A friend who attended Justice Stevens’s latest event at 6th and I in Washington relayed this account of why JPS does not hear cases on the Circuit Courts, unlike his colleagues Justices O’Connor and S0uter:
When he retired he decided not to sit on the Courts of Appeals – he’s not required to do so and does not need to do it to still get privileges like retaining chambers and clerks. Jokingly said he’s not sure if O’Connor and Souter received the same info when they retired. He says Souter enjoys sitting primarily on the 1st Circuit and has remained active. He also thinks O’Connor enjoys that, as well as her other activities which he thinks is great. Judge Tatel led the conversation with JPS and said there was a standing invite for JPS to come sit on the DC Circuit.
In order to continue receiving the salary of the office under subsection (b), a justice must be certified in each calendar year by the Chief Justice, and a judge must be certified by the chief judge of the circuit in which the judge sits, as having met the requirements set forth in at least one of the following subparagraphs
Of course none of this explains why JPS keeps his chambers and clerks if he is not performing any judicial work. As Lyle noted, the Court is in fact working in support of Justice Stevens’s legislative crusade.
His prepared testimony before the Senate panel was distributed for him by the Court’s staff. He no doubt had at least some help with it from a government-salaried law clerk. And they very likely did some work on it in the judicial chambers he still occupies. The remarks are clearly his own, but they have the patina of the high judicial office he held for nearly thirty-five years.

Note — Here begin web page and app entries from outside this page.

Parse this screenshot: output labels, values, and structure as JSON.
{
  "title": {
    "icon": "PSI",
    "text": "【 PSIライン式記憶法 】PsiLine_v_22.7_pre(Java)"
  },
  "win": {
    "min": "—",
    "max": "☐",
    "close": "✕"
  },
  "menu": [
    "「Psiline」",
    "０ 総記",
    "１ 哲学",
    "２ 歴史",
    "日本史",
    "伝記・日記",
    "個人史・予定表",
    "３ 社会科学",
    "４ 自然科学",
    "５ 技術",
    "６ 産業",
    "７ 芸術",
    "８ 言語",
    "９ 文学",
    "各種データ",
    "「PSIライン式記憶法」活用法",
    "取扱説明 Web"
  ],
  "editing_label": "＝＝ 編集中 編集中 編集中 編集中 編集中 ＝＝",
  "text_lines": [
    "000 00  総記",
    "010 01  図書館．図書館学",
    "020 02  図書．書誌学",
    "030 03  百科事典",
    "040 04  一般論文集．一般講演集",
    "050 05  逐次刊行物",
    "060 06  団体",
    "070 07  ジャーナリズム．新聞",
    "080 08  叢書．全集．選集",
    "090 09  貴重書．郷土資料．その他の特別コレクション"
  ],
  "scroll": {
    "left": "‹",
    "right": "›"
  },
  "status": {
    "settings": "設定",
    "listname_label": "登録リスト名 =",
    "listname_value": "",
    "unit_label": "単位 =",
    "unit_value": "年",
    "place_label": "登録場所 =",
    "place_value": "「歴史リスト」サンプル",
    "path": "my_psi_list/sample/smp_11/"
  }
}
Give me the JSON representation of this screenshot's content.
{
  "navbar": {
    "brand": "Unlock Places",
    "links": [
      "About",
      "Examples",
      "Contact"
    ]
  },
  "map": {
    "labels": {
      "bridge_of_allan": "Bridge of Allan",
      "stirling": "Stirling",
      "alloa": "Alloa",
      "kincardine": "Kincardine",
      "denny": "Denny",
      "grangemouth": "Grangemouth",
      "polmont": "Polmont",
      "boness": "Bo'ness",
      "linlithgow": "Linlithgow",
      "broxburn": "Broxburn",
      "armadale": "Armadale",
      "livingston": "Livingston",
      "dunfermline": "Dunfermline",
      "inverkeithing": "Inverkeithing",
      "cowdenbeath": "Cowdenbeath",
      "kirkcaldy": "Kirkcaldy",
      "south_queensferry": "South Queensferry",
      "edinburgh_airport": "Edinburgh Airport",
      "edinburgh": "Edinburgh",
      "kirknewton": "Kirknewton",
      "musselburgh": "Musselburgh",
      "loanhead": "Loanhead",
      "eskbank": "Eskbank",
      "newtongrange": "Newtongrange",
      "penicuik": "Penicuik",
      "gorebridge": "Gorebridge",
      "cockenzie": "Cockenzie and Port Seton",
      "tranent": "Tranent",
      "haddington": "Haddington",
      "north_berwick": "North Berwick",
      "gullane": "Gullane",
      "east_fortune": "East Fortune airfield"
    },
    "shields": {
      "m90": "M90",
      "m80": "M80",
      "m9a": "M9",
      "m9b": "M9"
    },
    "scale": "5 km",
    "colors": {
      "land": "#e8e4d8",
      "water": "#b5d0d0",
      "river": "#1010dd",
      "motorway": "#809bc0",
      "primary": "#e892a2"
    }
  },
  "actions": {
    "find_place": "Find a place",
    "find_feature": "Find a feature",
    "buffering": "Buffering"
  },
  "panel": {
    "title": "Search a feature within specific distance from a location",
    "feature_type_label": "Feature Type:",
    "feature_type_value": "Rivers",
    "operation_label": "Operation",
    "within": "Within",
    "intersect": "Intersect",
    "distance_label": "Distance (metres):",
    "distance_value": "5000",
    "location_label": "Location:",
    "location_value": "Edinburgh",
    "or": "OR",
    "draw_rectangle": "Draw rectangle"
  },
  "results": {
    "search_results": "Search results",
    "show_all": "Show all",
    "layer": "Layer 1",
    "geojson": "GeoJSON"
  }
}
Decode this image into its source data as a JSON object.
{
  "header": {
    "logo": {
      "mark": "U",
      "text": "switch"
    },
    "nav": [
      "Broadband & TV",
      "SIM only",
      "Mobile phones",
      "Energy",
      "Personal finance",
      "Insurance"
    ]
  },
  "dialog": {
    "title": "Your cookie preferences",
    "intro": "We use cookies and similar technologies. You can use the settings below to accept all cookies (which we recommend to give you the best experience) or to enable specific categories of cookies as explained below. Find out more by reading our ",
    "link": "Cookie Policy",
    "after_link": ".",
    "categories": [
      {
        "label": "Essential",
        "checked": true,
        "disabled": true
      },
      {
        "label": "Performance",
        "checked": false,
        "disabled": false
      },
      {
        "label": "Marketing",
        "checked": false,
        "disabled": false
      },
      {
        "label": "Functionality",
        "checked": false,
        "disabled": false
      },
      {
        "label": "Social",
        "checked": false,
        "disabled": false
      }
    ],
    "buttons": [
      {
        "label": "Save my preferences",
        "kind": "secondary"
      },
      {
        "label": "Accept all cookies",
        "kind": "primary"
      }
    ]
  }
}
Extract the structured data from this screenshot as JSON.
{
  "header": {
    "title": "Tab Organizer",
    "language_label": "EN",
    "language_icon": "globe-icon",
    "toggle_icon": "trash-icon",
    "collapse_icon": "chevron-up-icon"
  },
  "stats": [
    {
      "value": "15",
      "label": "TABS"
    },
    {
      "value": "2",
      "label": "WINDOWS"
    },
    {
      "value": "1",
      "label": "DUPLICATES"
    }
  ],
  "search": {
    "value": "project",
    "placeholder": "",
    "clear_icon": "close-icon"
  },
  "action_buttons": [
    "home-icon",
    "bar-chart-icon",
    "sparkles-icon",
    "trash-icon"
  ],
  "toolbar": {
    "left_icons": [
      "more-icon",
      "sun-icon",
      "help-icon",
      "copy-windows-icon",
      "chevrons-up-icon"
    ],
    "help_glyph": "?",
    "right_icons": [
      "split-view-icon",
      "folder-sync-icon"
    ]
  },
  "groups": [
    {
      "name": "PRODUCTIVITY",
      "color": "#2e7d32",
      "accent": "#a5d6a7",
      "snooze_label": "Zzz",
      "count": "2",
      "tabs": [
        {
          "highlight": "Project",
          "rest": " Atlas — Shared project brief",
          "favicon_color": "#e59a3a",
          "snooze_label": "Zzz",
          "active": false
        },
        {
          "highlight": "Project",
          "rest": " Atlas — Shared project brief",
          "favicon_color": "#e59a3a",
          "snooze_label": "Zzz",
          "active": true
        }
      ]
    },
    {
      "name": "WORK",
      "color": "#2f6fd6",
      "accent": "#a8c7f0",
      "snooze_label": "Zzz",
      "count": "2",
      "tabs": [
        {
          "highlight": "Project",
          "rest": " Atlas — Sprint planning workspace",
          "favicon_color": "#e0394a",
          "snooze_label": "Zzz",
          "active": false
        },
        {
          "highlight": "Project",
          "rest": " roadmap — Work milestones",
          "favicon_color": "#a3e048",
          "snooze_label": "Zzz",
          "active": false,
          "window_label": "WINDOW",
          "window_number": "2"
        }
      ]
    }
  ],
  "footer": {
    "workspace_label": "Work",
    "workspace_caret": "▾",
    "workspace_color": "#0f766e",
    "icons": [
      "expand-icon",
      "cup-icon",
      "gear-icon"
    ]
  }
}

Notwithstanding his jocularity concerning his worry-free senior status, if Justice Stevens wants to continue to promote legislative change in the manner he has, without doing any actual judicial work, he doesn’t need a tax-payer funded judicial chamber and staff to do so.